To delegate effectively, you will need to be clear about all of the following:
- Whether you are delegating responsibility for the performance of some work, or assigning accountability for the achievement of one or more outcomes. If you are unsure of the difference, accountability relates to outcomes, is expressed using nouns (e.g., health and safety, data security and customer insight) and cannot be delegated once assigned. Responsibility relates to task performance, is expressed using verbs (checking, ensuring, developing) and can be delegated within agreed parameters.
- The reasons why the work is needed (see above). Once this is clear, invite thoughts and ideas and build agreement about the ‘whats’ it will entail: what workstreams will be needed, in what timeframe, what are the resources that will be required, what are the limits to any delegated authority and what will success look like. This is the strategy, measures, metrics and authority to deliver the desired outcomes and may take more than one meeting to complete.
- Only once the strategy is agreed, invite your report to develop the ‘hows’ i.e. the detailed plan of action.
Note that as you move from the why, through the whats to the hows, the amount of discretion you are delegating increases.
One of the overarching aims of all delegation is to cascade capability and capacity into the business. However well you delegate, it is likely that your colleague(s) will need to ask further questions or seek your input at future points, and every such instance creates an opportunity for coaching.
Resist the urge to ‘tell’, which is tempting when you are under time or other pressures and instead seize the opportunity to invite and guide your team member to bring their own ingenuity to the challenges they encounter. If you need to make a decision for them, explain your process and reasoning so that they can model it next time.
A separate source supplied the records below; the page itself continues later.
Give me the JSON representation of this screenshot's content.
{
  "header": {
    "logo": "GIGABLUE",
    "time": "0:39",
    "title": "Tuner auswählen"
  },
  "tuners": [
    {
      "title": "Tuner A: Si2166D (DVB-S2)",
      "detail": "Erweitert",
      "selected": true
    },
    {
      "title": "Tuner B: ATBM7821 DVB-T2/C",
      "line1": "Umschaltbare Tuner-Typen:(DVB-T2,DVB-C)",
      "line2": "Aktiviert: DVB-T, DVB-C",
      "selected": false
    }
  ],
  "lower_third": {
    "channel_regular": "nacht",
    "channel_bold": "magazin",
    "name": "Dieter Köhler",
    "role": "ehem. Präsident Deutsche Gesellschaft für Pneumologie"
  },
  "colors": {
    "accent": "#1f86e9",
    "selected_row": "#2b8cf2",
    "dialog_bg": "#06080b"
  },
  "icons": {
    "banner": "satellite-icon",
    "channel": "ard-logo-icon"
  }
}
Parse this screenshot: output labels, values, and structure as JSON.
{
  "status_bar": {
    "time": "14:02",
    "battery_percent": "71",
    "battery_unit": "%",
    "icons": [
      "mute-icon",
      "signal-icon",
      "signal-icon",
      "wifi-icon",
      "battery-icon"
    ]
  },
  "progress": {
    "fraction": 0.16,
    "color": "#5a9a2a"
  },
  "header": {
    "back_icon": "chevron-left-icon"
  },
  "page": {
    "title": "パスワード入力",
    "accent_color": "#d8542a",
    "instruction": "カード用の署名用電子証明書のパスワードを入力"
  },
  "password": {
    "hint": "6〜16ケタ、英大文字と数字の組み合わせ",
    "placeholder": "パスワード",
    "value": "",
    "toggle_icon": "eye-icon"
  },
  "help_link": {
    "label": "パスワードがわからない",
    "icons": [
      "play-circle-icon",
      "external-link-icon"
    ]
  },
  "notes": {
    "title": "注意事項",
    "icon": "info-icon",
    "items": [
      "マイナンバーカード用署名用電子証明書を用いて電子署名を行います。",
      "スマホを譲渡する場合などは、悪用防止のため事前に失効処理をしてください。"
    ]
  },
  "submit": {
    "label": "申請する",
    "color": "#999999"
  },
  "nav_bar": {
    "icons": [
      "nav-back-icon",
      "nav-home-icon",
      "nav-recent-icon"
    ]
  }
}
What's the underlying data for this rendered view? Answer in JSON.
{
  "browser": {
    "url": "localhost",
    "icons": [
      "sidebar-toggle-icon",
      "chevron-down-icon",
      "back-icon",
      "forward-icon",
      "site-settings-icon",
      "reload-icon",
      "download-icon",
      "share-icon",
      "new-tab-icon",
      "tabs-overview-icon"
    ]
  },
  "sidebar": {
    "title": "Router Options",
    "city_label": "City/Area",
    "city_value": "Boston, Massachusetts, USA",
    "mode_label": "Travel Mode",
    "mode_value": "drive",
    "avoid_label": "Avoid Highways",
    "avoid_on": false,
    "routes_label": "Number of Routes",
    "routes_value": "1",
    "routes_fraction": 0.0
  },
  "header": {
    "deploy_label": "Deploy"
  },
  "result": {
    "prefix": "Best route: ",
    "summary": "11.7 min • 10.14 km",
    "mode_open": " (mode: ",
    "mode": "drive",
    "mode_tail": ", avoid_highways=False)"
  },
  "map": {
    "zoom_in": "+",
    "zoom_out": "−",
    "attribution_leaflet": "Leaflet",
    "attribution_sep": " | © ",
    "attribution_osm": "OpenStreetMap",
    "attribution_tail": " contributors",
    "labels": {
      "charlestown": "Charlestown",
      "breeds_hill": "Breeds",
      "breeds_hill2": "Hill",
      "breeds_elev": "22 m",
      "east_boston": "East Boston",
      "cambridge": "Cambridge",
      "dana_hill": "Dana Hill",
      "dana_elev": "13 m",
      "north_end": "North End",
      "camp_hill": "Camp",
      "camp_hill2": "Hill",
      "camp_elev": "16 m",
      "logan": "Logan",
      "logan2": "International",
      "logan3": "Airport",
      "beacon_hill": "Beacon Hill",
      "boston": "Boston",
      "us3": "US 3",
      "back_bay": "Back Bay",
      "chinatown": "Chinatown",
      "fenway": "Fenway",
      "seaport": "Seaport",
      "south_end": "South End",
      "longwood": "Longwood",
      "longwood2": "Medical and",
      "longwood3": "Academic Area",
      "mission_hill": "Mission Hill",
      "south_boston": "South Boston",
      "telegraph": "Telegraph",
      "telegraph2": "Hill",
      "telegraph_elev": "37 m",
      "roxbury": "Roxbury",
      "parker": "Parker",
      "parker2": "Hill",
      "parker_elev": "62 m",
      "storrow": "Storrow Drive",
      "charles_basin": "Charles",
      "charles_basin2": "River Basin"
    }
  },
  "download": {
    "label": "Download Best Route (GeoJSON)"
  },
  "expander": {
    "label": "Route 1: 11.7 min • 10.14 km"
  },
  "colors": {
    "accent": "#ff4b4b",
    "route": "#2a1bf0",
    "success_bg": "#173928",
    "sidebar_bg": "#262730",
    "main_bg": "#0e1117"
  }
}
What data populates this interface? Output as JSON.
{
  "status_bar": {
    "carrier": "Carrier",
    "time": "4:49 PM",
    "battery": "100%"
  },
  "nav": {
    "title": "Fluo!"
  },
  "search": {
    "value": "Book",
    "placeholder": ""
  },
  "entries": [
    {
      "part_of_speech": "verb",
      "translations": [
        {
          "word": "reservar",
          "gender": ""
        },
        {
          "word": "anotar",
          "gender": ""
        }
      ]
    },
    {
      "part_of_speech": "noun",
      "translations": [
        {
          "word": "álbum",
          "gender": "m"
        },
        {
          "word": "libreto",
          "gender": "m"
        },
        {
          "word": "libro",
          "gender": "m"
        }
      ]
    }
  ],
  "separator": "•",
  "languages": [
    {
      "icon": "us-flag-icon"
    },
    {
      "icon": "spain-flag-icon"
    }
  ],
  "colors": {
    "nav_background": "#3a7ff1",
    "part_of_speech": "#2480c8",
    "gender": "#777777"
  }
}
Set expectations at the outset about the form of support you will make available and how best you would like your reports to call on it. For example, schedule a regular progress review and make clear that in each case you would like your colleagues to bring one key challenge they are grappling with along with their ideas about how to meet it, plus any input they need and want from you to do so.
Explain that a key objective of delegation is their professional development, so that any such reviews are seen as opportunities for growth rather than criticism.
In summary, effective delegation takes a little preparation and a mindset that embraces every delegated project or task as an opportunity to develop capability and capacity in a business, team or individual. The three Cs of effective delegation explained above offer a simple framework from which to develop your own style and approach.
Well done, delegation can be one of the most rewarding and motivating aspects of management for both managers and the colleagues in whom they are entrusting the work.
If any of the above signs of poor delegation ring true for you, Planned Ascent can help by providing business coaching that will help individuals and teams in your business apply our simple framework to the challenges they face. Book an exploratory call using the button below, contact us online or call 0345 222 5618.